Thirdly, an Alzheimer’s patient demands endless caregiver’s physical presence and duration of caregiving (Akpınar & Yener, 2011, Grossberg, 2008). From waking up to moving around the house, the patient requires attention and help in performing such tasks. Since memory loss among the affected patients leads to constant questioning tendencies, a caregiver’s physical presence is required to attend to such inquiries which may sometimes be the most obvious and basic. In addition, Alzheimer’s patients lose their awareness that some actions are destructive around the house and thus require a caregiver’s presence to attend to their immediate destructions around the house. In the story of deficits, Ignatieff illustrates how an Alzheimer’s patient (his mother) becomes destructive in the house while his father goes away to work (Ignatieff, 1999). A littered floor with porcelain pieces of cups and plates is evident of how a patient could be destructive and how these destructions need a physical presence of a caregiver to clear such immediate mess ups to prevent them from causing associated accidents or injuries.
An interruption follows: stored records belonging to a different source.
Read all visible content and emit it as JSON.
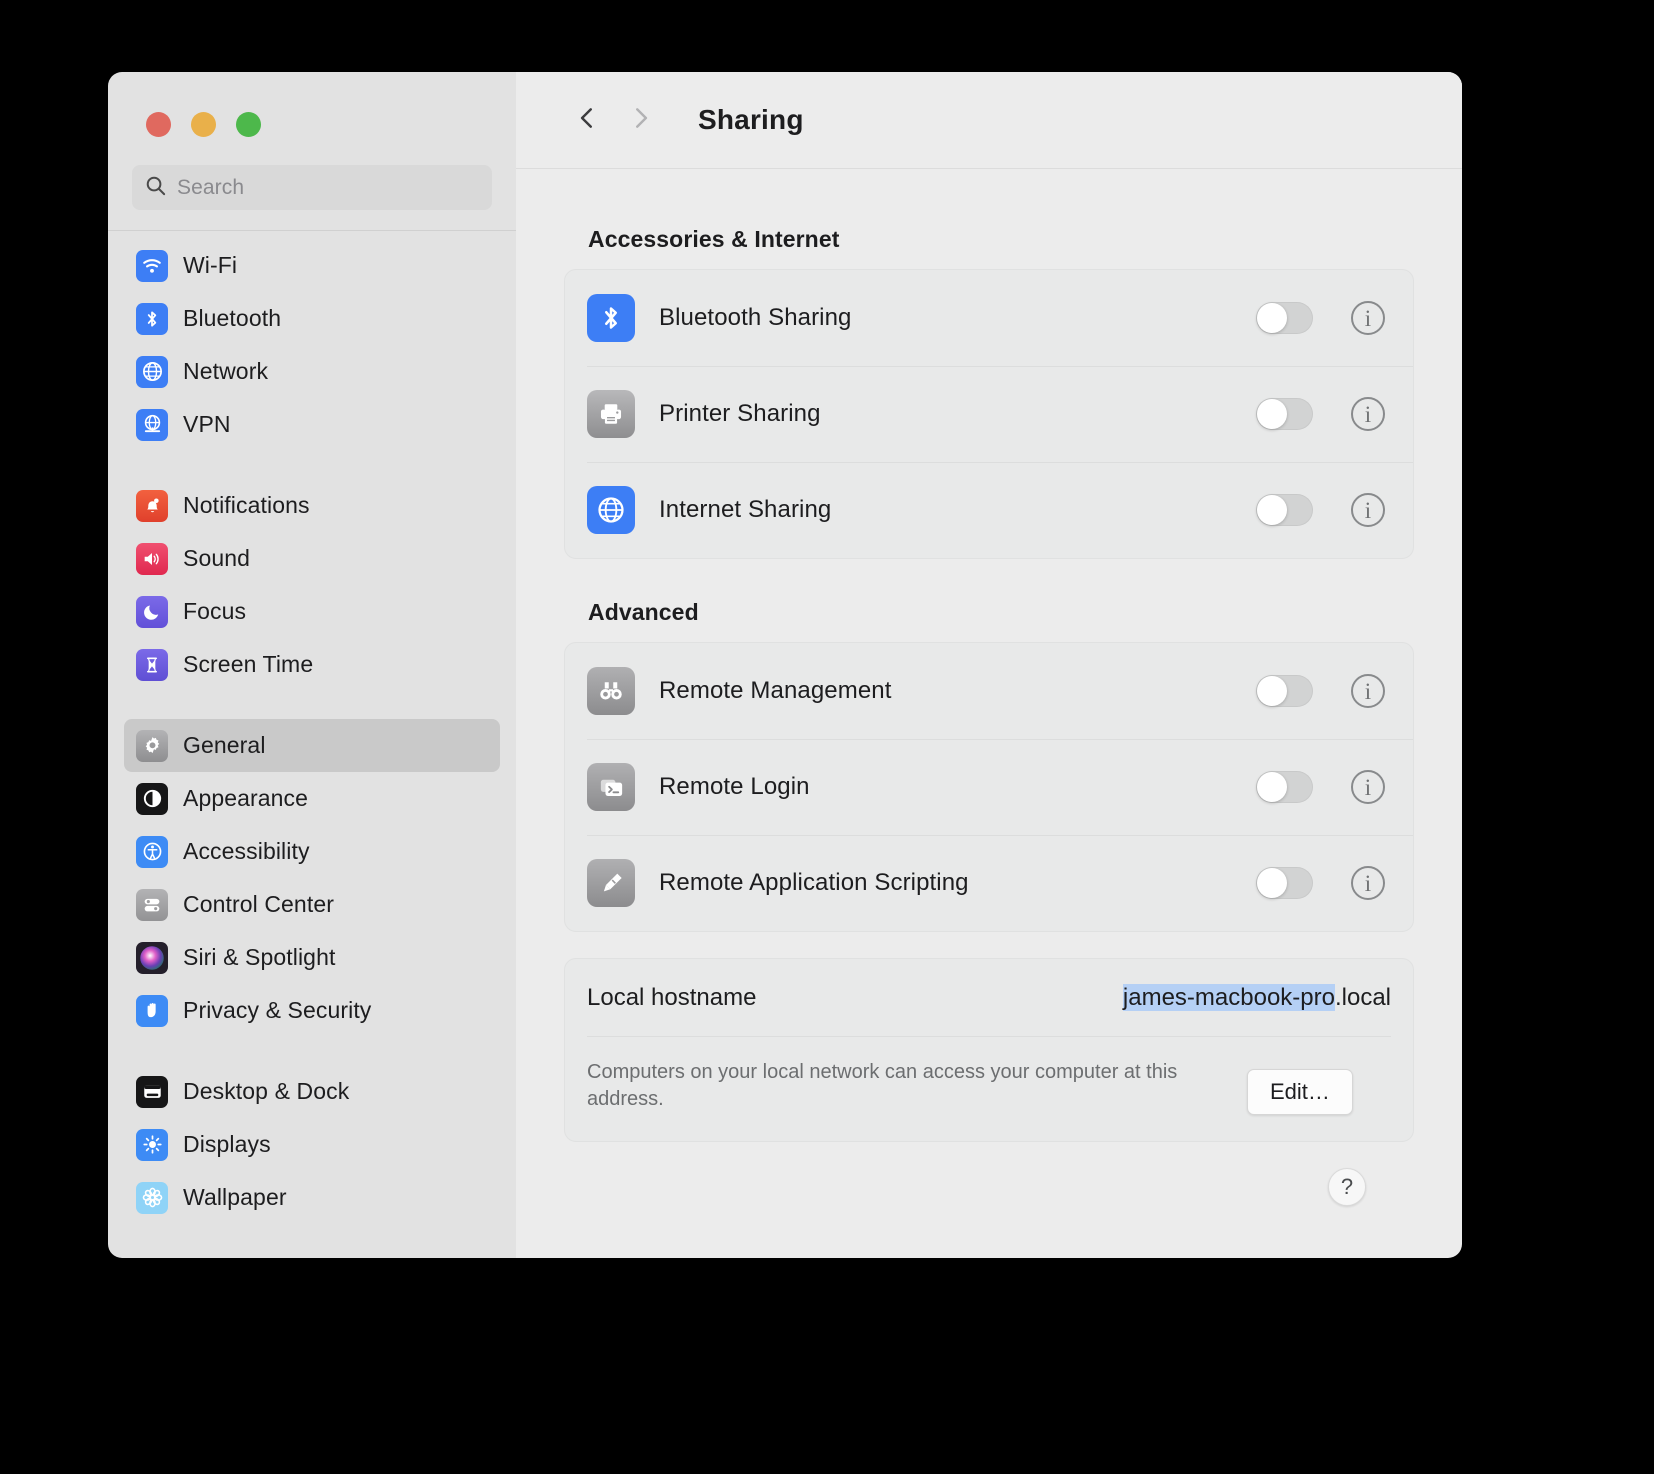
{
  "window": {
    "traffic_lights": [
      "close",
      "minimize",
      "zoom"
    ],
    "colors": {
      "close": "#e0695f",
      "minimize": "#e9b04a",
      "zoom": "#4db84b",
      "accent": "#3a7bf0",
      "selection": "#b5d0f5"
    }
  },
  "search": {
    "placeholder": "Search",
    "value": "",
    "icon": "search-icon"
  },
  "sidebar": {
    "groups": [
      {
        "items": [
          {
            "label": "Wi-Fi",
            "icon": "wifi-icon",
            "selected": false
          },
          {
            "label": "Bluetooth",
            "icon": "bluetooth-icon",
            "selected": false
          },
          {
            "label": "Network",
            "icon": "globe-icon",
            "selected": false
          },
          {
            "label": "VPN",
            "icon": "vpn-globe-icon",
            "selected": false
          }
        ]
      },
      {
        "items": [
          {
            "label": "Notifications",
            "icon": "bell-icon",
            "selected": false
          },
          {
            "label": "Sound",
            "icon": "speaker-icon",
            "selected": false
          },
          {
            "label": "Focus",
            "icon": "moon-icon",
            "selected": false
          },
          {
            "label": "Screen Time",
            "icon": "hourglass-icon",
            "selected": false
          }
        ]
      },
      {
        "items": [
          {
            "label": "General",
            "icon": "gear-icon",
            "selected": true
          },
          {
            "label": "Appearance",
            "icon": "appearance-icon",
            "selected": false
          },
          {
            "label": "Accessibility",
            "icon": "accessibility-icon",
            "selected": false
          },
          {
            "label": "Control Center",
            "icon": "control-center-icon",
            "selected": false
          },
          {
            "label": "Siri & Spotlight",
            "icon": "siri-icon",
            "selected": false
          },
          {
            "label": "Privacy & Security",
            "icon": "hand-icon",
            "selected": false
          }
        ]
      },
      {
        "items": [
          {
            "label": "Desktop & Dock",
            "icon": "desktop-dock-icon",
            "selected": false
          },
          {
            "label": "Displays",
            "icon": "brightness-icon",
            "selected": false
          },
          {
            "label": "Wallpaper",
            "icon": "wallpaper-icon",
            "selected": false
          }
        ]
      }
    ]
  },
  "header": {
    "title": "Sharing",
    "back_icon": "chevron-left-icon",
    "forward_icon": "chevron-right-icon",
    "back_enabled": true,
    "forward_enabled": false
  },
  "sections": [
    {
      "title": "Accessories & Internet",
      "rows": [
        {
          "label": "Bluetooth Sharing",
          "icon": "bluetooth-icon",
          "toggle": "off",
          "info": "i"
        },
        {
          "label": "Printer Sharing",
          "icon": "printer-icon",
          "toggle": "off",
          "info": "i"
        },
        {
          "label": "Internet Sharing",
          "icon": "globe-icon",
          "toggle": "off",
          "info": "i"
        }
      ]
    },
    {
      "title": "Advanced",
      "rows": [
        {
          "label": "Remote Management",
          "icon": "binoculars-icon",
          "toggle": "off",
          "info": "i"
        },
        {
          "label": "Remote Login",
          "icon": "terminal-icon",
          "toggle": "off",
          "info": "i"
        },
        {
          "label": "Remote Application Scripting",
          "icon": "script-icon",
          "toggle": "off",
          "info": "i"
        }
      ]
    }
  ],
  "hostname": {
    "label": "Local hostname",
    "value_selected": "james-macbook-pro",
    "value_rest": ".local",
    "description": "Computers on your local network can access your computer at this address.",
    "edit_label": "Edit…"
  },
  "help": {
    "label": "?"
  }
}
In this case, the floor had to be cleared to avoid further injuries (Grossberg, 2008).
In conclusion, it is evident that the burden of Alzheimer’s disease is often carried by caregivers in more than one dimension. A caregiver becomes psychologically tormented when attending to Alzheimer’s patient due to factors such thinking capacity of the patient, constant worries about the condition of the patient and frustrations in handling immediate family members in presence of the patient. Additionally, as shown by various statistics and other research, the financial burden incurred by caregivers in the processes is heavy. Lastly, the demanding physical presence of caregivers in attending patients is another burden. Furthermore, it is also profound to note that the process of cleaning up patients suffering from this ailment demands a lot of commitment from the respective caregivers. It is a task that requires resilience and passion.
Akpınar, B & Yener, S. (2011). Effects of gender on burden among caregivers of Alzheimer’s patients. Inciralti, Turkey: Department of International medicine.
Grossberg, G.T. (2008). Impact of rivastigmine on caregiver burden associated with Alzheimer’s disease in both informal care and nursing home settings. St Louis, Missouri: St. Louis University.
Herrmann, N. et al. (2011). Changes in nursing burden following memantine for agitation and aggression in long-term care residents with moderate to severe Alzheimer’s disease. Toronto, Canada. Sunnybrook Health Sciences Centre.
Ignatieff, M. (1999). Deficits. Westport, CA: Praeger Publishers.